Paulson has failed to meet his burden of showing that his sentence was unreasonable in the light of the record and the § 3553(a) factors. See Tome, 611 F.3d at 1378. The district court's decision to impose an above-guideline sentence was not based solely on a policy disagreement with the Sentencing Guidelines and is therefore not subject to some “closer review” under Kimbrough. See 552 U.S. at 109, 128 S. Ct. at 574–75. The district court did not use the statutory sentencing range as its “lodestone” for sentencing, nor did it improperly justify its upward variance by rejecting mitigating factors raised by Paulson. The district court gave due consideration to the guideline range and clearly stated its reasons for imposing the upward variance; they were sufficiently compelling to support the variance here. See Brown, 772 F.3d at 1268. The court explicitly noted the importance of weighing the statutory factors and engaged in a detailed discussion of several of those factors, including the seriousness of the offense, the need for deterrence, the need to protect the public from future harm, and Paulson's need for correctional treatment. In concluding that those factors justified an upward variance, the court considered the specific, individualized facts from Paulson's case, including Paulson's descriptions of the disturbing acts he wanted to perform, his desire to engage in those acts over “a few visits,” that he was given an opportunity to change his mind, and that he appeared with sex toys and outfits he intended to use in performing the disturbing acts he described.
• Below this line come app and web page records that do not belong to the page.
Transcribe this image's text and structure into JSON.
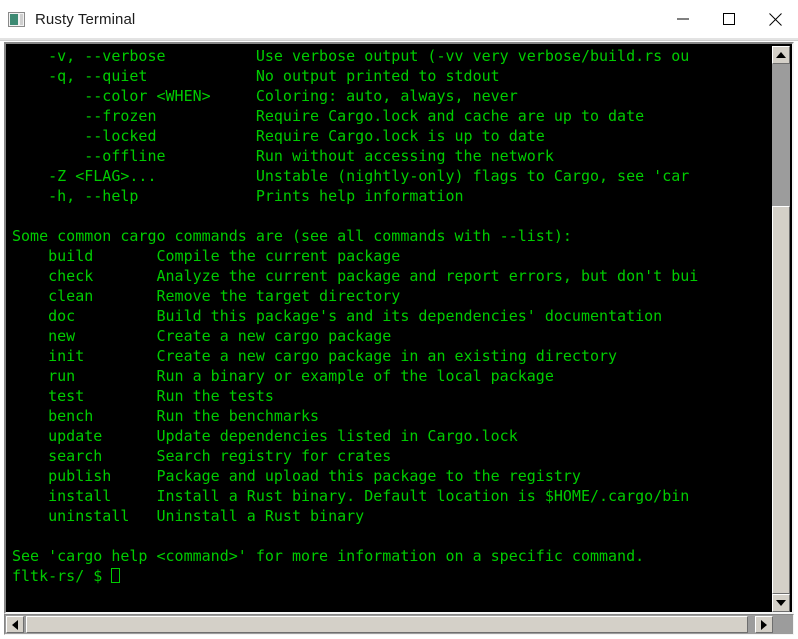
{
  "window": {
    "title": "Rusty Terminal",
    "icon": "terminal-app-icon",
    "minimize_label": "—",
    "maximize_label": "□",
    "close_label": "✕"
  },
  "terminal": {
    "foreground_color": "#00cc00",
    "background_color": "#000000",
    "prompt": "fltk-rs/ $ ",
    "cursor": "block-cursor",
    "lines": [
      "    -v, --verbose          Use verbose output (-vv very verbose/build.rs ou",
      "    -q, --quiet            No output printed to stdout",
      "        --color <WHEN>     Coloring: auto, always, never",
      "        --frozen           Require Cargo.lock and cache are up to date",
      "        --locked           Require Cargo.lock is up to date",
      "        --offline          Run without accessing the network",
      "    -Z <FLAG>...           Unstable (nightly-only) flags to Cargo, see 'car",
      "    -h, --help             Prints help information",
      "",
      "Some common cargo commands are (see all commands with --list):",
      "    build       Compile the current package",
      "    check       Analyze the current package and report errors, but don't bui",
      "    clean       Remove the target directory",
      "    doc         Build this package's and its dependencies' documentation",
      "    new         Create a new cargo package",
      "    init        Create a new cargo package in an existing directory",
      "    run         Run a binary or example of the local package",
      "    test        Run the tests",
      "    bench       Run the benchmarks",
      "    update      Update dependencies listed in Cargo.lock",
      "    search      Search registry for crates",
      "    publish     Package and upload this package to the registry",
      "    install     Install a Rust binary. Default location is $HOME/.cargo/bin",
      "    uninstall   Uninstall a Rust binary",
      "",
      "See 'cargo help <command>' for more information on a specific command."
    ]
  },
  "scrollbars": {
    "vertical": {
      "up_arrow": "scroll-up-arrow",
      "down_arrow": "scroll-down-arrow",
      "thumb": "vertical-scroll-thumb"
    },
    "horizontal": {
      "left_arrow": "scroll-left-arrow",
      "right_arrow": "scroll-right-arrow",
      "thumb": "horizontal-scroll-thumb"
    }
  }
}
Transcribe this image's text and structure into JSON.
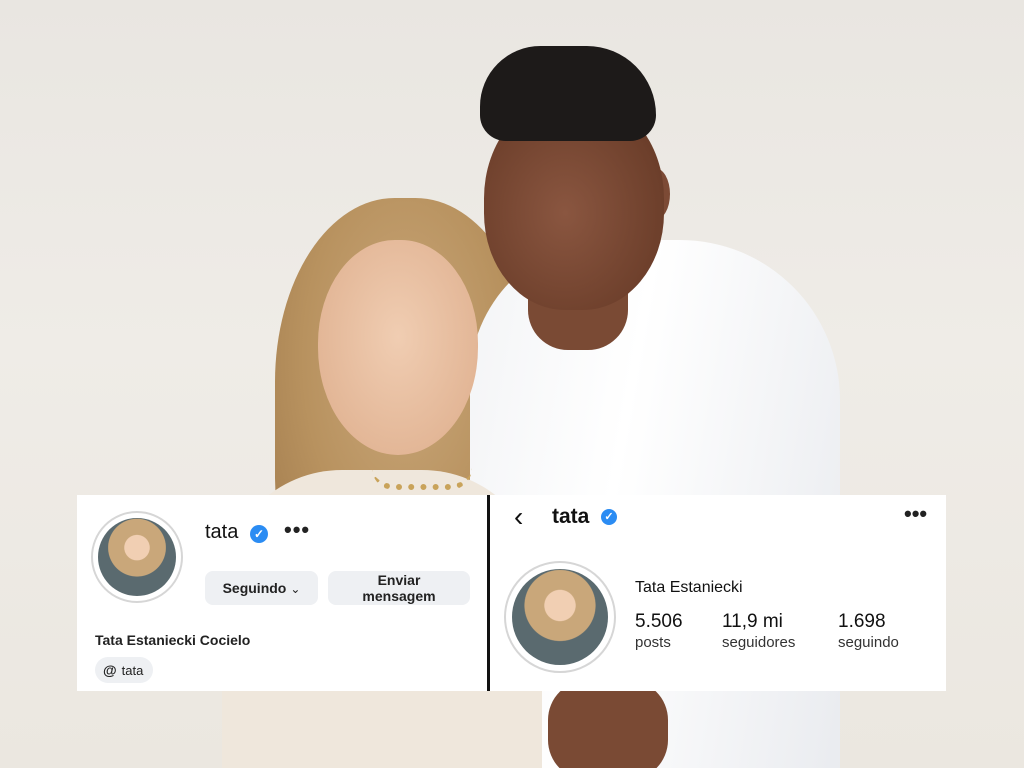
{
  "left_card": {
    "username": "tata",
    "following_button": "Seguindo",
    "message_button_line1": "Enviar",
    "message_button_line2": "mensagem",
    "full_name": "Tata Estaniecki Cocielo",
    "threads_handle": "tata"
  },
  "right_card": {
    "username": "tata",
    "full_name": "Tata Estaniecki",
    "stats": [
      {
        "value": "5.506",
        "label": "posts"
      },
      {
        "value": "11,9 mi",
        "label": "seguidores"
      },
      {
        "value": "1.698",
        "label": "seguindo"
      }
    ]
  },
  "icons": {
    "verified": "verified-badge-icon",
    "more": "more-options-icon",
    "back": "back-arrow-icon",
    "threads": "threads-icon",
    "chevron": "chevron-down-icon"
  },
  "colors": {
    "verified_blue": "#2b8cf3",
    "button_bg": "#eef0f3"
  }
}
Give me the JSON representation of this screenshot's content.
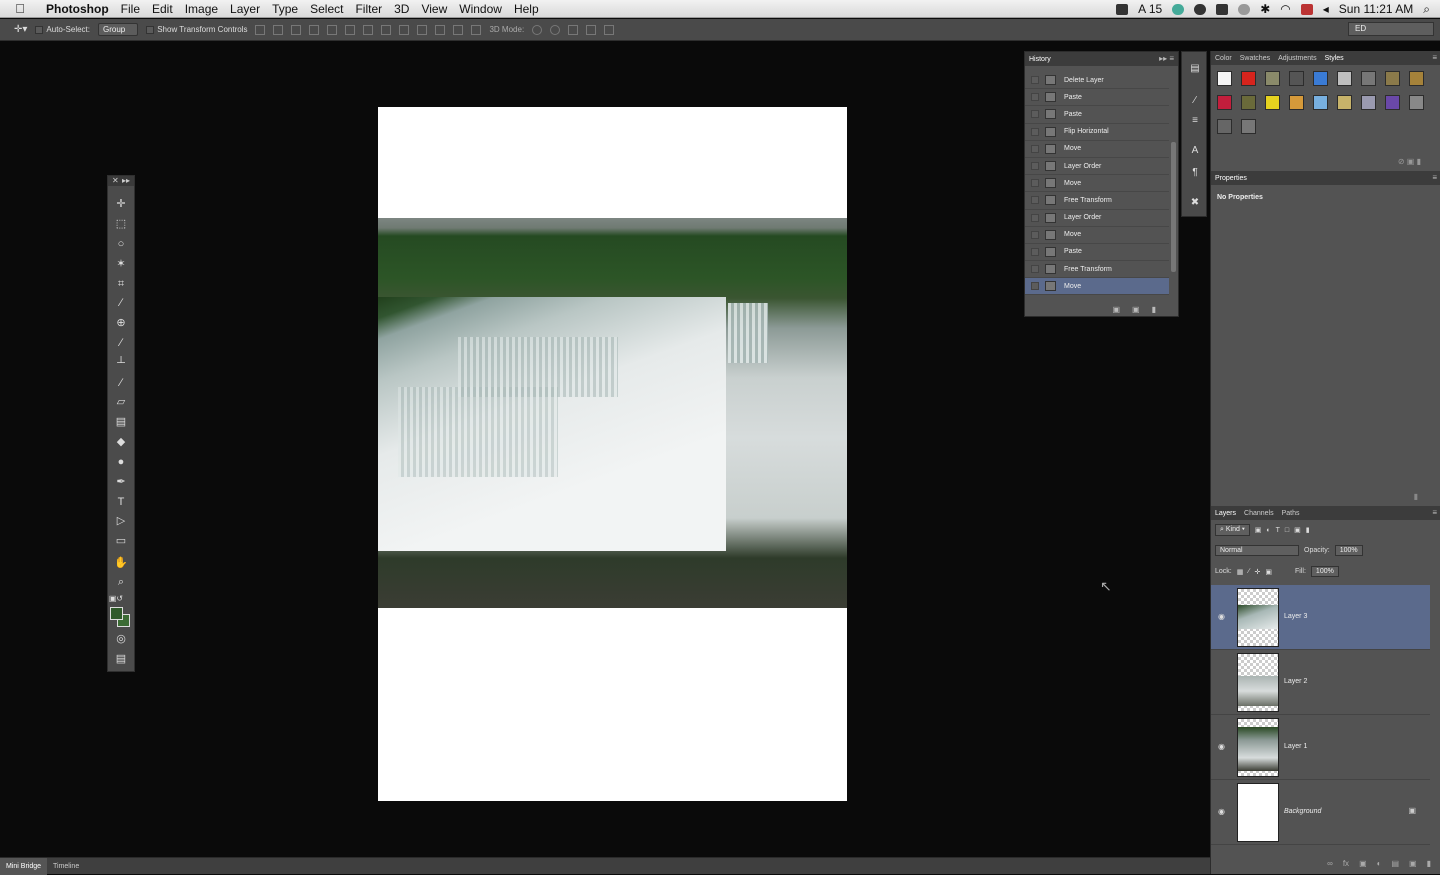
{
  "menubar": {
    "app": "Photoshop",
    "items": [
      "File",
      "Edit",
      "Image",
      "Layer",
      "Type",
      "Select",
      "Filter",
      "3D",
      "View",
      "Window",
      "Help"
    ],
    "status_num": "15",
    "clock": "Sun 11:21 AM"
  },
  "options": {
    "auto_select_label": "Auto-Select:",
    "auto_select_value": "Group",
    "show_transform_label": "Show Transform Controls",
    "mode_3d_label": "3D Mode:",
    "workspace": "ED"
  },
  "history": {
    "tab": "History",
    "items": [
      "Delete Layer",
      "Paste",
      "Paste",
      "Flip Horizontal",
      "Move",
      "Layer Order",
      "Move",
      "Free Transform",
      "Layer Order",
      "Move",
      "Paste",
      "Free Transform",
      "Move"
    ],
    "active_index": 12
  },
  "styles_panel": {
    "tabs": [
      "Color",
      "Swatches",
      "Adjustments",
      "Styles"
    ],
    "active_tab": "Styles",
    "swatch_colors": [
      "#f5f5f5",
      "#d7241d",
      "#8a8a6a",
      "#555",
      "#3a7bd5",
      "#bfbfbf",
      "#777",
      "#8b7a4a",
      "#a5823a",
      "#c31e3c",
      "#6a6a3a",
      "#e6d21f",
      "#d69a3a",
      "#78b0e0",
      "#c7b36a",
      "#9a9ab0",
      "#6a48a8",
      "#888",
      "#666",
      "#777"
    ]
  },
  "properties": {
    "tab": "Properties",
    "empty_label": "No Properties"
  },
  "layers": {
    "tabs": [
      "Layers",
      "Channels",
      "Paths"
    ],
    "kind_label": "Kind",
    "blend_mode": "Normal",
    "opacity_label": "Opacity:",
    "opacity": "100%",
    "lock_label": "Lock:",
    "fill_label": "Fill:",
    "fill": "100%",
    "items": [
      {
        "name": "Layer 3",
        "visible": true,
        "active": true
      },
      {
        "name": "Layer 2",
        "visible": false,
        "active": false
      },
      {
        "name": "Layer 1",
        "visible": true,
        "active": false
      },
      {
        "name": "Background",
        "visible": true,
        "active": false,
        "locked": true
      }
    ]
  },
  "bottom": {
    "tabs": [
      "Mini Bridge",
      "Timeline"
    ]
  }
}
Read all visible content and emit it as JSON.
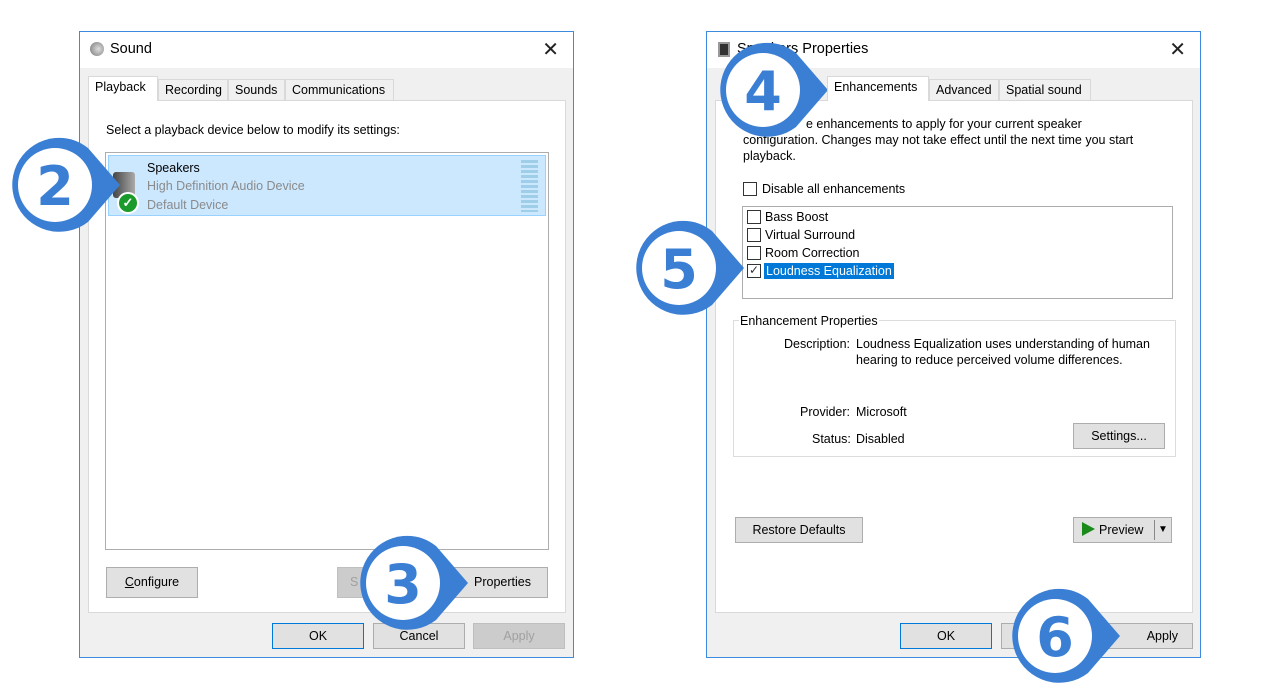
{
  "sound_window": {
    "title": "Sound",
    "tabs": [
      "Playback",
      "Recording",
      "Sounds",
      "Communications"
    ],
    "active_tab": "Playback",
    "instruction": "Select a playback device below to modify its settings:",
    "device": {
      "name": "Speakers",
      "driver": "High Definition Audio Device",
      "status": "Default Device"
    },
    "buttons": {
      "configure": "Configure",
      "set_default": "S",
      "properties": "Properties",
      "ok": "OK",
      "cancel": "Cancel",
      "apply": "Apply"
    }
  },
  "properties_window": {
    "title": "Speakers Properties",
    "title_visible": "S          s Properties",
    "tabs": [
      "Enhancements",
      "Advanced",
      "Spatial sound"
    ],
    "active_tab": "Enhancements",
    "intro_lines": [
      "e enhancements to apply for your current speaker",
      "configuration. Changes may not take effect until the next time you start",
      "playback."
    ],
    "disable_all": {
      "label": "Disable all enhancements",
      "checked": false
    },
    "enhancements": [
      {
        "label": "Bass Boost",
        "checked": false
      },
      {
        "label": "Virtual Surround",
        "checked": false
      },
      {
        "label": "Room Correction",
        "checked": false
      },
      {
        "label": "Loudness Equalization",
        "checked": true,
        "selected": true
      }
    ],
    "group_title": "Enhancement Properties",
    "description_label": "Description:",
    "description_lines": [
      "Loudness Equalization uses understanding of human",
      "hearing to reduce perceived volume differences."
    ],
    "provider_label": "Provider:",
    "provider": "Microsoft",
    "status_label": "Status:",
    "status": "Disabled",
    "buttons": {
      "settings": "Settings...",
      "restore": "Restore Defaults",
      "preview": "Preview",
      "ok": "OK",
      "apply": "Apply"
    }
  },
  "callouts": [
    "2",
    "3",
    "4",
    "5",
    "6"
  ],
  "colors": {
    "accent": "#3b7fd4",
    "selection": "#cce8ff",
    "highlight": "#0078d7"
  }
}
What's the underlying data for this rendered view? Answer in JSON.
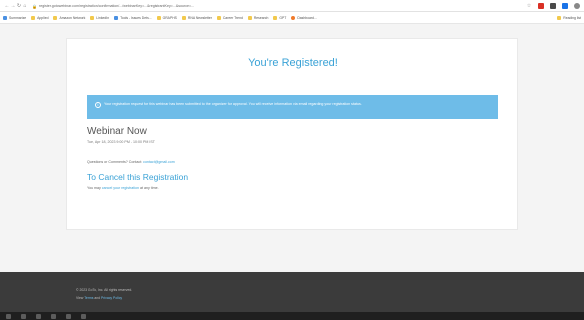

Thus, under the totality of the circumstances, the § 3553(a) factors support Paulson's sentence. See Gonzalez, 550 F.3d at 1324. Moreover, that Paulson's 20-year sentence, though well above the guideline sentence, is significantly less than the statutory maximum penalty of life imprisonment further indicates its substantive reasonableness. See McKinley, 732 F.3d at 1299. Accordingly, we affirm Paulson's sentence.